■ SUPPLIED INFORMATION:
□ □ □ □ □ □ □

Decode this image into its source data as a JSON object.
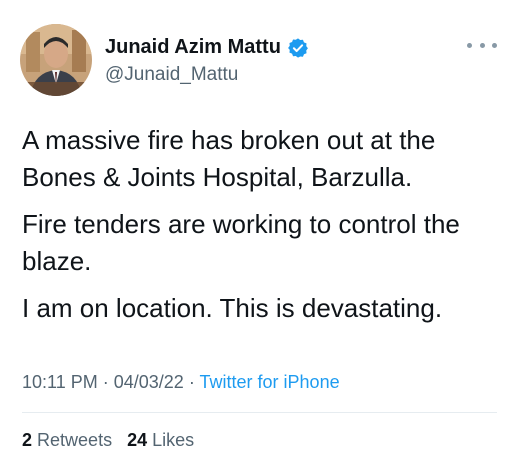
{
  "user": {
    "display_name": "Junaid Azim Mattu",
    "handle": "@Junaid_Mattu",
    "verified": true,
    "avatar_icon": "profile-photo"
  },
  "tweet": {
    "paragraphs": [
      "A massive fire has broken out at the Bones & Joints Hospital, Barzulla.",
      "Fire tenders are working to control the blaze.",
      "I am on location. This is devastating."
    ],
    "time": "10:11 PM",
    "date": "04/03/22",
    "separator": "·",
    "source": "Twitter for iPhone"
  },
  "stats": {
    "retweets_count": "2",
    "retweets_label": "Retweets",
    "likes_count": "24",
    "likes_label": "Likes"
  },
  "colors": {
    "link": "#1d9bf0",
    "secondary_text": "#536471",
    "verified_badge": "#1d9bf0"
  }
}
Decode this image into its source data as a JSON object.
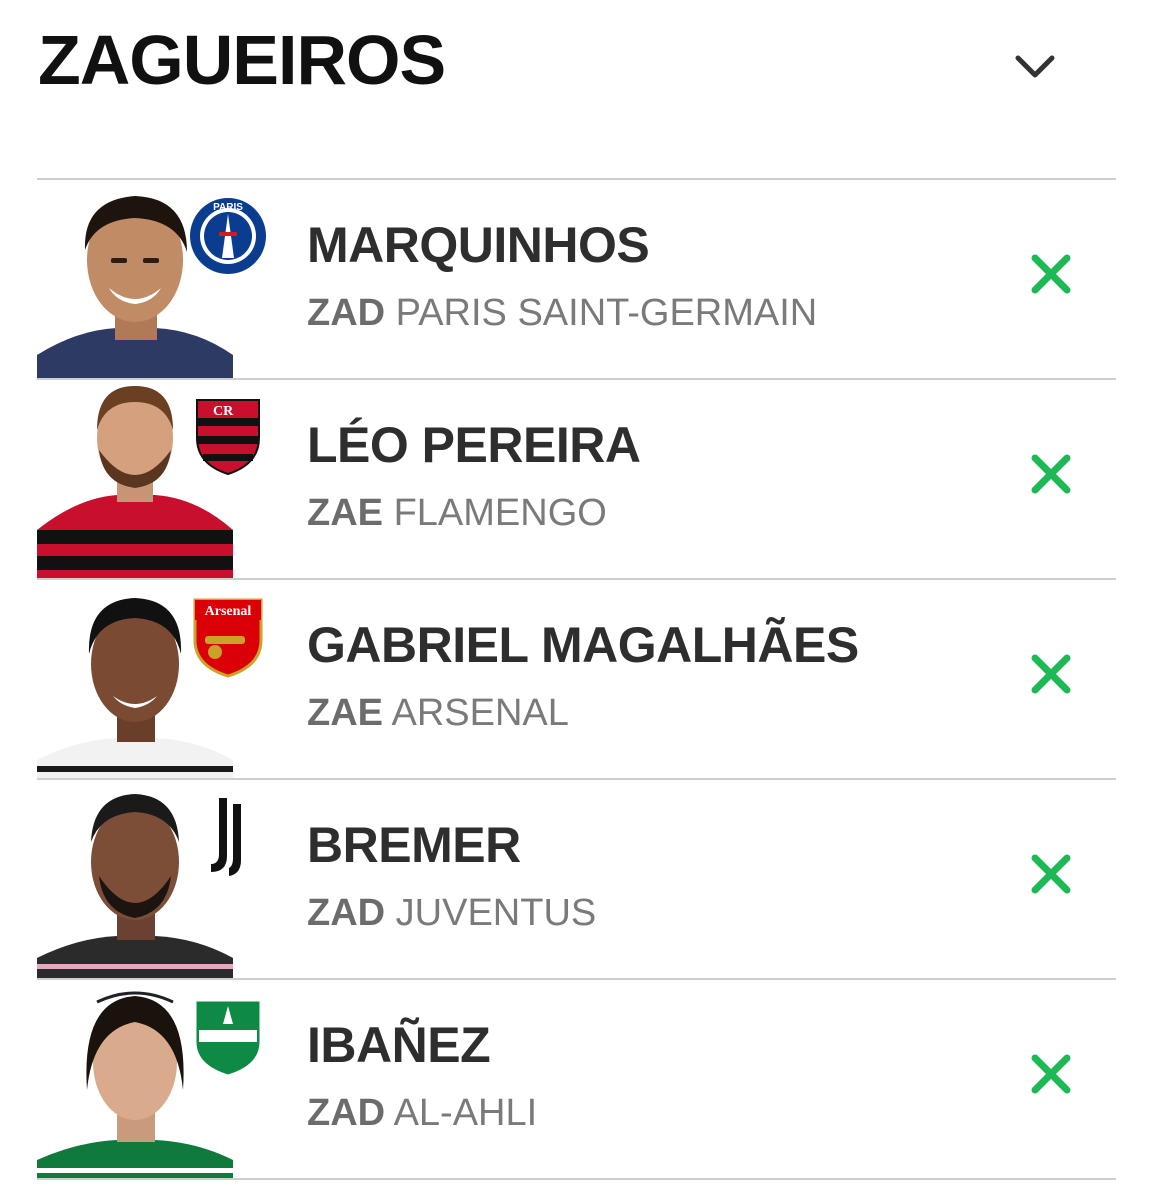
{
  "header": {
    "title": "ZAGUEIROS",
    "toggle_icon": "chevron-down-icon"
  },
  "colors": {
    "accent_remove": "#1db954",
    "divider": "#cfcfcf",
    "name_text": "#2e2e2e",
    "sub_text": "#7a7a7a"
  },
  "players": [
    {
      "name": "MARQUINHOS",
      "position": "ZAD",
      "club": "PARIS SAINT-GERMAIN",
      "crest_icon": "psg-crest-icon"
    },
    {
      "name": "LÉO PEREIRA",
      "position": "ZAE",
      "club": "FLAMENGO",
      "crest_icon": "flamengo-crest-icon"
    },
    {
      "name": "GABRIEL MAGALHÃES",
      "position": "ZAE",
      "club": "ARSENAL",
      "crest_icon": "arsenal-crest-icon",
      "crest_text": "Arsenal"
    },
    {
      "name": "BREMER",
      "position": "ZAD",
      "club": "JUVENTUS",
      "crest_icon": "juventus-crest-icon"
    },
    {
      "name": "IBAÑEZ",
      "position": "ZAD",
      "club": "AL-AHLI",
      "crest_icon": "al-ahli-crest-icon"
    }
  ]
}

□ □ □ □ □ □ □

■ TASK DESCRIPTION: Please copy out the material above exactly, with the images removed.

■ EXERCISE RESPONSE:
Decode this image into its source data as a JSON object.
{
  "user": {
    "display_name": "Junaid Azim Mattu",
    "handle": "@Junaid_Mattu",
    "verified": true,
    "avatar_icon": "profile-photo"
  },
  "tweet": {
    "paragraphs": [
      "A massive fire has broken out at the Bones & Joints Hospital, Barzulla.",
      "Fire tenders are working to control the blaze.",
      "I am on location. This is devastating."
    ],
    "time": "10:11 PM",
    "date": "04/03/22",
    "separator": "·",
    "source": "Twitter for iPhone"
  },
  "stats": {
    "retweets_count": "2",
    "retweets_label": "Retweets",
    "likes_count": "24",
    "likes_label": "Likes"
  },
  "colors": {
    "link": "#1d9bf0",
    "secondary_text": "#536471",
    "verified_badge": "#1d9bf0"
  }
}
Decode this image into its source data as a JSON object.
{
  "header": {
    "title": "ZAGUEIROS",
    "toggle_icon": "chevron-down-icon"
  },
  "colors": {
    "accent_remove": "#1db954",
    "divider": "#cfcfcf",
    "name_text": "#2e2e2e",
    "sub_text": "#7a7a7a"
  },
  "players": [
    {
      "name": "MARQUINHOS",
      "position": "ZAD",
      "club": "PARIS SAINT-GERMAIN",
      "crest_icon": "psg-crest-icon"
    },
    {
      "name": "LÉO PEREIRA",
      "position": "ZAE",
      "club": "FLAMENGO",
      "crest_icon": "flamengo-crest-icon"
    },
    {
      "name": "GABRIEL MAGALHÃES",
      "position": "ZAE",
      "club": "ARSENAL",
      "crest_icon": "arsenal-crest-icon",
      "crest_text": "Arsenal"
    },
    {
      "name": "BREMER",
      "position": "ZAD",
      "club": "JUVENTUS",
      "crest_icon": "juventus-crest-icon"
    },
    {
      "name": "IBAÑEZ",
      "position": "ZAD",
      "club": "AL-AHLI",
      "crest_icon": "al-ahli-crest-icon"
    }
  ]
}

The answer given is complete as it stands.